It seems to me that the ancient Greeks knew that geographic location affected the apparent position of the sun in sky but given the lack of rapid travel or communications or reliable clocks, how was this ever discovered?
I am guessing that travelers might have noticed that their own internal clocks became out of synch with the local time but again, travel was so slow that I assume there really was no "jet lag" -- moving at most, aboard a ship which I think would have been the fastest was to move large distances, about 100 miles a day the change in local time from that of the traveler's origin would have been too slow for any jet lag-like phenomenon.
EDIT: I understand that once it had been concluded that the Earth was round and revolved, an unusually educated person would understand, perhaps, that this implied that the sun would be in a different position in the sky at the same time to people in two far-apart cities.
But I would suggest that very few people could visualize this idea.
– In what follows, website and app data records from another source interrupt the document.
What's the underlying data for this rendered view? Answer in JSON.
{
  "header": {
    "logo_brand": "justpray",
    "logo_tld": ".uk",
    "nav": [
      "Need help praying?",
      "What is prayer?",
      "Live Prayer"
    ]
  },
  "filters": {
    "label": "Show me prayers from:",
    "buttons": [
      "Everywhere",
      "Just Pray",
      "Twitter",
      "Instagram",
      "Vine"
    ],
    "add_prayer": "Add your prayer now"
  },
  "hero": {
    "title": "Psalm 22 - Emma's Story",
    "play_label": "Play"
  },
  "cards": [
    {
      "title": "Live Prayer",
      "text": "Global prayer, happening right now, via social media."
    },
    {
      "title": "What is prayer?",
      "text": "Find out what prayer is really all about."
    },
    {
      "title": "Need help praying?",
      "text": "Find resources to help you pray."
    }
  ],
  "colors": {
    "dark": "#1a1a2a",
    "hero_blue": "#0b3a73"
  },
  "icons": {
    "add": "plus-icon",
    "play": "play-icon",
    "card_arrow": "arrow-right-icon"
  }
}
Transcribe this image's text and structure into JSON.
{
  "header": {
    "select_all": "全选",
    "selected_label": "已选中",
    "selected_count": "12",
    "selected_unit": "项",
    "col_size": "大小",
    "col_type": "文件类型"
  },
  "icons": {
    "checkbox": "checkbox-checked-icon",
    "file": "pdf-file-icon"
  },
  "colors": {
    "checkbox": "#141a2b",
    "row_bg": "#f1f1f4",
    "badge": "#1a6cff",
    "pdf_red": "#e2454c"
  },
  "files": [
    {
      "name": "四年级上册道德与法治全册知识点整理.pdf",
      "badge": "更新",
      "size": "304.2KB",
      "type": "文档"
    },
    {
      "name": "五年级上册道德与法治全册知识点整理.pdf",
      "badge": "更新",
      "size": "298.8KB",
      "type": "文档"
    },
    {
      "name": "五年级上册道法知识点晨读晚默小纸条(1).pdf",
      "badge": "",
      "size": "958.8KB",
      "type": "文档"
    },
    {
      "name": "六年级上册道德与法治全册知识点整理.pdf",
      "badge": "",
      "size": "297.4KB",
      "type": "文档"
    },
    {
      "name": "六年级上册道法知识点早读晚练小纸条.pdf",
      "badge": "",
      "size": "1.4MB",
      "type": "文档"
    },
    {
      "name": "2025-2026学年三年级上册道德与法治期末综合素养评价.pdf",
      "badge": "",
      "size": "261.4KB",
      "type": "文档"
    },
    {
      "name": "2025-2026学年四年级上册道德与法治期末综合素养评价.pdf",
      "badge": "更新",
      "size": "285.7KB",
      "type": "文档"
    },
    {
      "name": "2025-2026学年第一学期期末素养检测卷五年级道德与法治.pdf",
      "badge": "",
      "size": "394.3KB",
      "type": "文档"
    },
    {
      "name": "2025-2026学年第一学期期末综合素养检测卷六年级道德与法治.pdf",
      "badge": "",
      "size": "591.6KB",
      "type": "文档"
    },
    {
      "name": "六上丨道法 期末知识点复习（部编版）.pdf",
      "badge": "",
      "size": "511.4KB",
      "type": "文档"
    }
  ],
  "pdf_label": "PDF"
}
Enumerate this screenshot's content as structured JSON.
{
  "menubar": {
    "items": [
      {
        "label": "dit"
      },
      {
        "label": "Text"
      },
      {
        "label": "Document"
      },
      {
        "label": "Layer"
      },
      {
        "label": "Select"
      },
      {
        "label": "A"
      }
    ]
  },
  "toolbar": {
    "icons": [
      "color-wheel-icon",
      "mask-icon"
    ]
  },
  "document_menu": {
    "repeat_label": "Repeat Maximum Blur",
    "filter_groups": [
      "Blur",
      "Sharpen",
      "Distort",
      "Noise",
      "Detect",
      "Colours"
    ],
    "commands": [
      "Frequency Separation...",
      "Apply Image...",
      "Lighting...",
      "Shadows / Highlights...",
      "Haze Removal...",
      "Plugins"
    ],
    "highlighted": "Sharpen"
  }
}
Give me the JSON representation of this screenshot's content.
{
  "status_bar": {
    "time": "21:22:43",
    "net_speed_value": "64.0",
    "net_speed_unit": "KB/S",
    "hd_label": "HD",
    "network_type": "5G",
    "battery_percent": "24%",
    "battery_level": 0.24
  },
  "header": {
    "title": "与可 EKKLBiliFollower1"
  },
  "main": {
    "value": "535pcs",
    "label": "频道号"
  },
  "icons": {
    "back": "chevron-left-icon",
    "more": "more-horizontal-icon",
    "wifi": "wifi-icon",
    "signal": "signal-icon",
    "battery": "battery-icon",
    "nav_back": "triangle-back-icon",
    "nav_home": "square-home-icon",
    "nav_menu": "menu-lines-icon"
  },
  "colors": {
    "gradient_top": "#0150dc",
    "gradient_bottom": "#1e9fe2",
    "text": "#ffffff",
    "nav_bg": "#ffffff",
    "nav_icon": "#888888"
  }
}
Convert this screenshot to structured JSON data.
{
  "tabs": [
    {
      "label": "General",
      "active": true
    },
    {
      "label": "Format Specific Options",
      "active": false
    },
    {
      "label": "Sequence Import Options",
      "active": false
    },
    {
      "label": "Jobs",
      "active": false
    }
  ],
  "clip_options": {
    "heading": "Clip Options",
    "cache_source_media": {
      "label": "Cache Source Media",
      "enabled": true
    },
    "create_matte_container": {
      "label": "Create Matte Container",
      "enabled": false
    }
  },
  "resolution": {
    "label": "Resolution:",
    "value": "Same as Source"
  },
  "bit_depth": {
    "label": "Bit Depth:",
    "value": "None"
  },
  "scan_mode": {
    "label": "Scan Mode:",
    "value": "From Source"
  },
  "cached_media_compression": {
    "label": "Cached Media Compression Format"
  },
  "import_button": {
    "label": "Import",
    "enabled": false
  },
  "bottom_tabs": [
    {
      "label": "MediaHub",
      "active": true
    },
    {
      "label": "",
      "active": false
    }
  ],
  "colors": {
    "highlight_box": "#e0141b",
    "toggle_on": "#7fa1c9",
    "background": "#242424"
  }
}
There was no way to communicate to the person in the distant city -- the idea of simultaneity might have been very hard to grasp, again, since time and solar position were so tightly coupled.
There was a very clever (I assert) inventor who devised a time-keeper for court in ancient Greece and he made provisions for the time-keeper to run differently at different times of the year -- he did not have, I think, the idea of an hour but rather some equal division of daylight. Abstract time may not have been a thing to the ancients and therefore simultaneity in two distant locations may not have been a thing.